Baltimore Ravens

Change of cities turns villain Modell into hero

Art Modell left Cleveland yesterday being called a thief in the night.

He arrived in Baltimore to chants of "Art, Art, Art."

It was a day of mixed emotions for the Cleveland Browns owner, who announced he's moving the team to Baltimore after spending 35 years in Cleveland.

"It was an agonizing moment. Terrible. I didn't want to dance on the grave of the people in Cleveland," Mr. Modell said in an interview after his news conference.

"Still, I was re-enforced by the reception I got [in Baltimore]. At the luncheon [afterward], the business and political people were genuine in their welcome, which I'm really grateful for. They really opened up their hearts to us."

He said the vilification he's getting in Cleveland isn't fair.

"I hear they're saying I'm like a thief in the night," Mr. Modell said. "My gosh, they've had six years to do something. They spent $650 million for a baseball park, a basketball arena and a rock and roll museum and a science museum, and all I wanted to do is get inside plumbing.

"It's very tough. I don't want to read the papers. I don't want anyone to tell me what's in the papers. But it's vicious, and their anger is directed at the wrong person. It should be at their community leaders, the business and government leaders.

"But I'm an easy scapegoat."

Mr. Modell has been criticized in Cleveland for not saying publicly what he needed to stay, but said he'd been telling the city since 1989 that he had problems with Cleveland Stadium.

(Cleveland Mayor Michael R. White said yesterday that Mr. Modell first presented the city a renovation plan in December 1994.)

"We sent them volumes and volumes of information that the league has assembled about what other teams are getting," Mr. Modell said. "That should have been enough of a guideline. They haven't matched anything."

He said things got worse when the baseball stadium and basketball arena were built.

"A big promise was made. They said, 'Look, we're taking care of Gateway [baseball and basketball]. You're next. You'll be taken care of.' Right.

"I kept asking. I kept waiting. Three suits went out of style, and I'm still waiting," he said.

Whether it was a new stadium or a refurbished one, Mr. Modell said he needed a stadium with what he called "revenue streams."

"Revenue is the name of the game. I couldn't make it otherwise. I couldn't make it here without revenues. That's what happening in our league. Our league has changed considerably," he said.

When asked why he made the move this year and not last year, Mr. Modell said the problem was the continued salary escalation.

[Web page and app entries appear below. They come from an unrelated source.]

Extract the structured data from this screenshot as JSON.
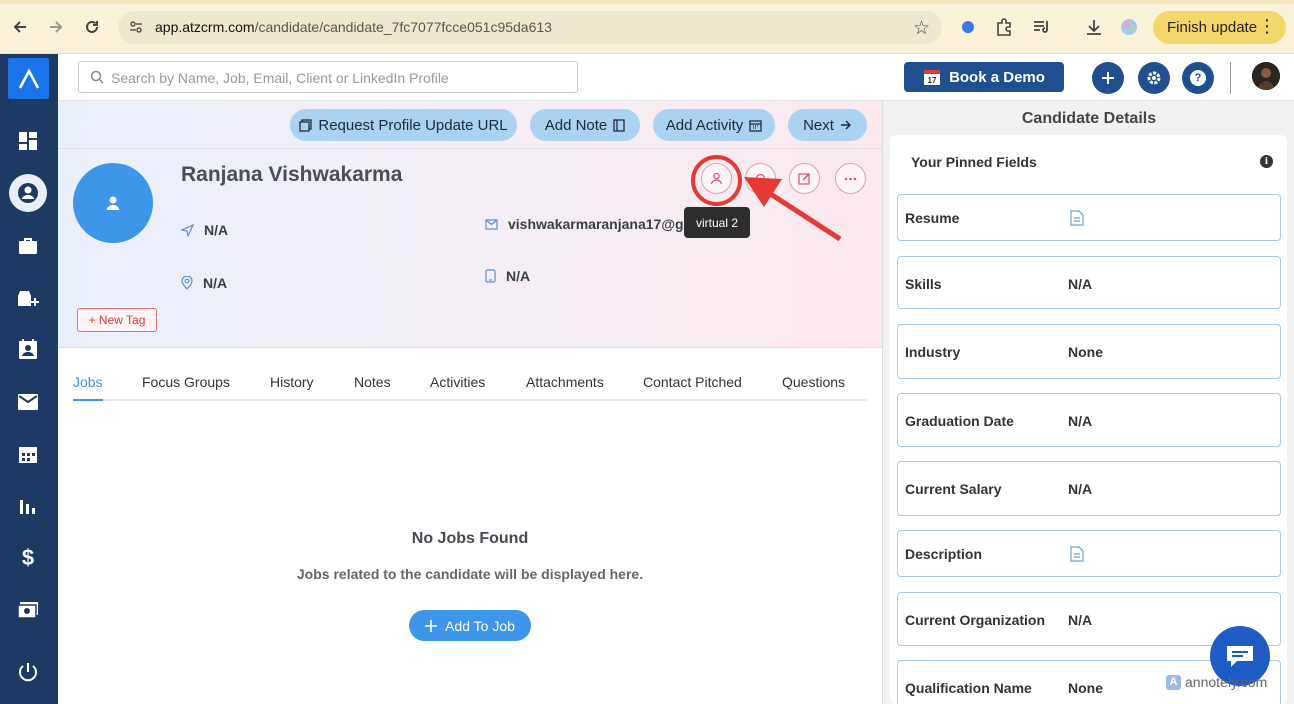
{
  "browser": {
    "url_host": "app.atzcrm.com",
    "url_path": "/candidate/candidate_7fc7077fcce051c95da613",
    "update_label": "Finish update"
  },
  "header": {
    "search_placeholder": "Search by Name, Job, Email, Client or LinkedIn Profile",
    "demo_label": "Book a Demo",
    "help_label": "?"
  },
  "actions": {
    "request_profile": "Request Profile Update URL",
    "add_note": "Add Note",
    "add_activity": "Add Activity",
    "next": "Next"
  },
  "candidate": {
    "name": "Ranjana Vishwakarma",
    "position": "N/A",
    "location": "N/A",
    "email": "vishwakarmaranjana17@gm",
    "phone": "N/A",
    "new_tag": "+ New Tag",
    "tooltip": "virtual 2"
  },
  "tabs": [
    "Jobs",
    "Focus Groups",
    "History",
    "Notes",
    "Activities",
    "Attachments",
    "Contact Pitched",
    "Questions"
  ],
  "empty_state": {
    "title": "No Jobs Found",
    "subtitle": "Jobs related to the candidate will be displayed here.",
    "button": "Add To Job"
  },
  "details": {
    "title": "Candidate Details",
    "pinned_title": "Your Pinned Fields",
    "info_glyph": "i",
    "fields": [
      {
        "label": "Resume",
        "value": null,
        "icon": "document-icon"
      },
      {
        "label": "Skills",
        "value": "N/A"
      },
      {
        "label": "Industry",
        "value": "None"
      },
      {
        "label": "Graduation Date",
        "value": "N/A"
      },
      {
        "label": "Current Salary",
        "value": "N/A"
      },
      {
        "label": "Description",
        "value": null,
        "icon": "document-icon"
      },
      {
        "label": "Current Organization",
        "value": "N/A"
      },
      {
        "label": "Qualification Name",
        "value": "None"
      }
    ]
  },
  "watermark": {
    "text": "annotely.com",
    "glyph": "A"
  },
  "colors": {
    "sidebar": "#1c3a63",
    "primary": "#3d96ea",
    "pill": "#a9d2f3",
    "highlight": "#e53935",
    "brand_button": "#1f4f8f"
  }
}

"There's been enormous, enormous salary and bonuses to players. Our player costs have spiraled. The salary cap is not working. When [Dallas Cowboys owner] Jerry Jones has to sign Deion Sanders, he just opens up his checkbook. When I signed Andre Rison, I had to scrounge around looking for a bank to loan me the money," he said.

Mr. Modell also said he did a lot for Cleveland.

"I gave them my life there, 35 years," he said. "I put more than I should have into that community, more than most people. More than 99 percent of the people. I saved the Cleveland Indians from going to New Orleans. I got Steve O'Neill to buy it to keep the Indians in town."

Mr. Modell also said he came to Baltimore without getting any guarantees or upfront money.

"I don't get one nickel out of the PSLs [permanent seat licenses]," he said. Funds from seat licenses can cover only expenses related to the Browns' move.

Asked why he didn't demand guarantees, Mr. Modell said: "Because I have confidence in my product, my ability to market our product. We've done it for years in Cleveland. We'll do it here and then some."

Mr. Modell is buying out former minority partner Bob Gries, but he said it's on a 10-year payout starting in 1997. He said there's no bank involved. He declined to say how much he paid Mr. Gries.

Mr. Modell said he isn't immediately cutting his ties to Cleveland.

"We're not selling our home. We're going to come down here. We're gong to establish residence here. Let's see what plays out in the next couple of years, although eventually, we will [sell]. We can't keep two homes," he said.

He added: "We're anxiously awaiting to settle down here. I've told the governor and mayor we'll become citizens of Baltimore."